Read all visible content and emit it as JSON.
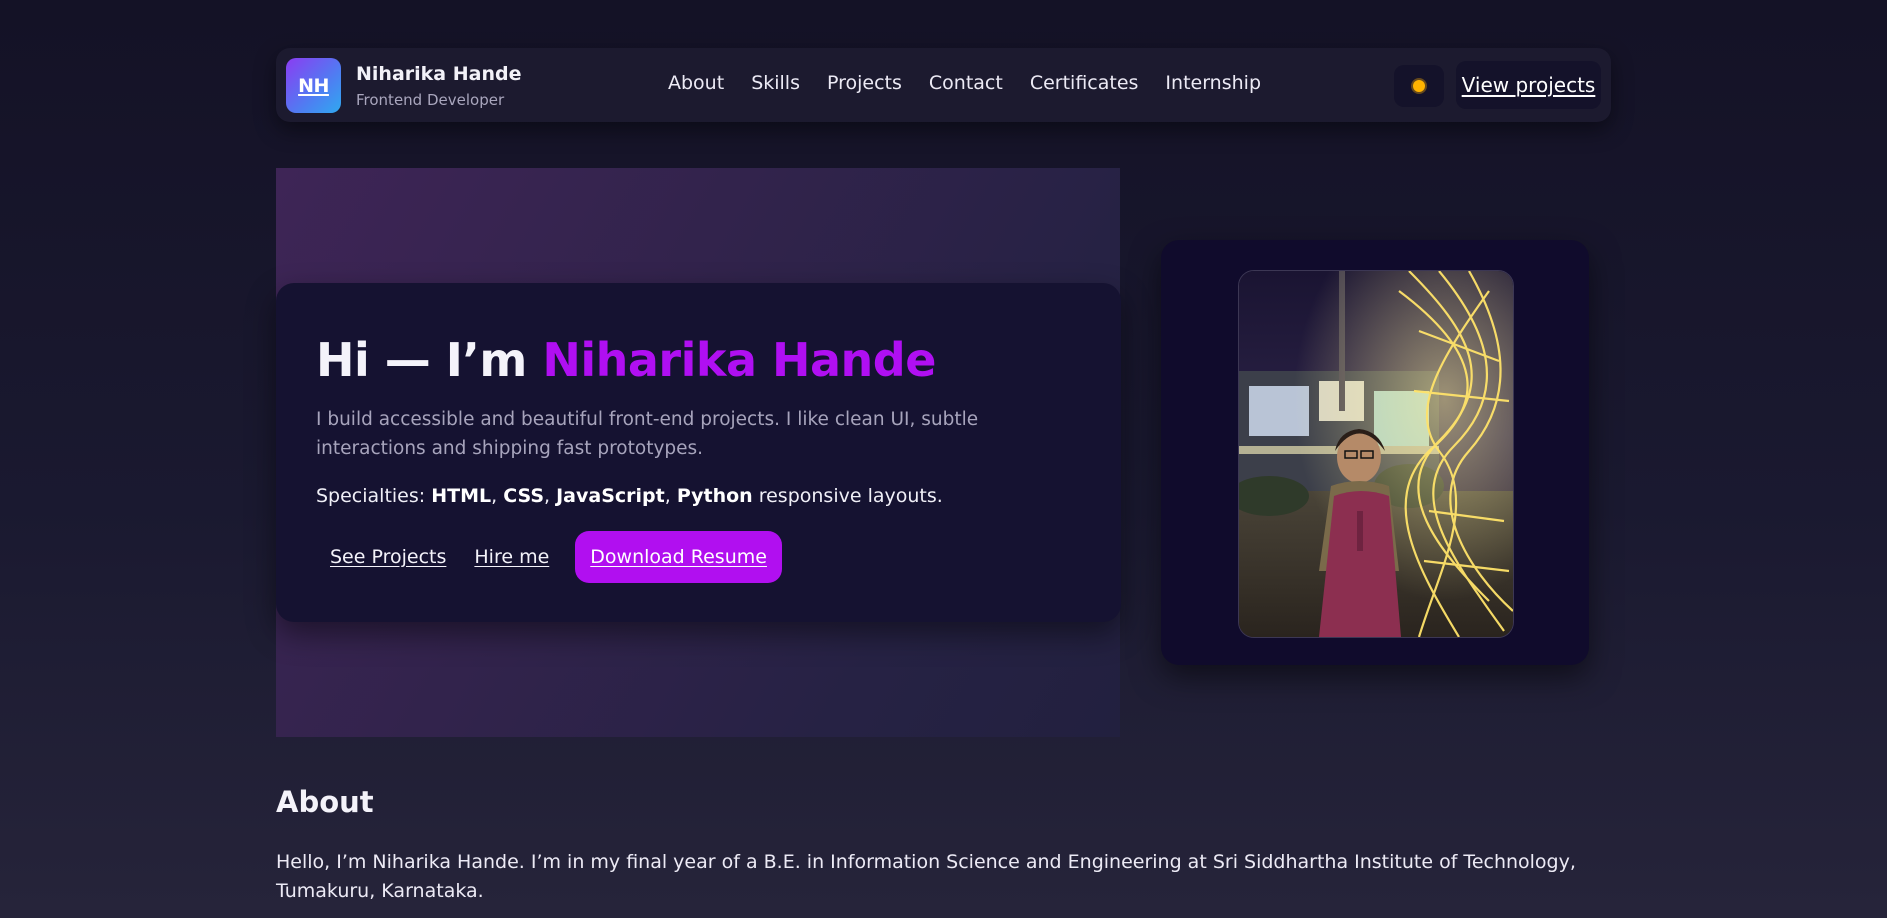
{
  "brand": {
    "logo_text": "NH",
    "name": "Niharika Hande",
    "role": "Frontend Developer"
  },
  "nav": {
    "items": [
      {
        "label": "About"
      },
      {
        "label": "Skills"
      },
      {
        "label": "Projects"
      },
      {
        "label": "Contact"
      },
      {
        "label": "Certificates"
      },
      {
        "label": "Internship"
      }
    ],
    "theme_icon": "sun-icon",
    "view_projects_label": "View projects"
  },
  "hero": {
    "greeting": "Hi — I’m ",
    "name": "Niharika Hande",
    "description": "I build accessible and beautiful front-end projects. I like clean UI, subtle interactions and shipping fast prototypes.",
    "specialties_prefix": "Specialties: ",
    "specialties": [
      "HTML",
      "CSS",
      "JavaScript",
      "Python"
    ],
    "specialties_suffix": " responsive layouts.",
    "actions": {
      "see_projects": "See Projects",
      "hire_me": "Hire me",
      "download_resume": "Download Resume"
    }
  },
  "about": {
    "title": "About",
    "text": "Hello, I’m Niharika Hande. I’m in my final year of a B.E. in Information Science and Engineering at Sri Siddhartha Institute of Technology, Tumakuru, Karnataka."
  },
  "colors": {
    "accent": "#b00ff2",
    "background": "#141226",
    "card": "#151231"
  }
}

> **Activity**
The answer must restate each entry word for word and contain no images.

> **Solution**
Read all visible content and emit it as JSON.
{
  "brand": {
    "logo_text": "NH",
    "name": "Niharika Hande",
    "role": "Frontend Developer"
  },
  "nav": {
    "items": [
      {
        "label": "About"
      },
      {
        "label": "Skills"
      },
      {
        "label": "Projects"
      },
      {
        "label": "Contact"
      },
      {
        "label": "Certificates"
      },
      {
        "label": "Internship"
      }
    ],
    "theme_icon": "sun-icon",
    "view_projects_label": "View projects"
  },
  "hero": {
    "greeting": "Hi — I’m ",
    "name": "Niharika Hande",
    "description": "I build accessible and beautiful front-end projects. I like clean UI, subtle interactions and shipping fast prototypes.",
    "specialties_prefix": "Specialties: ",
    "specialties": [
      "HTML",
      "CSS",
      "JavaScript",
      "Python"
    ],
    "specialties_suffix": " responsive layouts.",
    "actions": {
      "see_projects": "See Projects",
      "hire_me": "Hire me",
      "download_resume": "Download Resume"
    }
  },
  "about": {
    "title": "About",
    "text": "Hello, I’m Niharika Hande. I’m in my final year of a B.E. in Information Science and Engineering at Sri Siddhartha Institute of Technology, Tumakuru, Karnataka."
  },
  "colors": {
    "accent": "#b00ff2",
    "background": "#141226",
    "card": "#151231"
  }
}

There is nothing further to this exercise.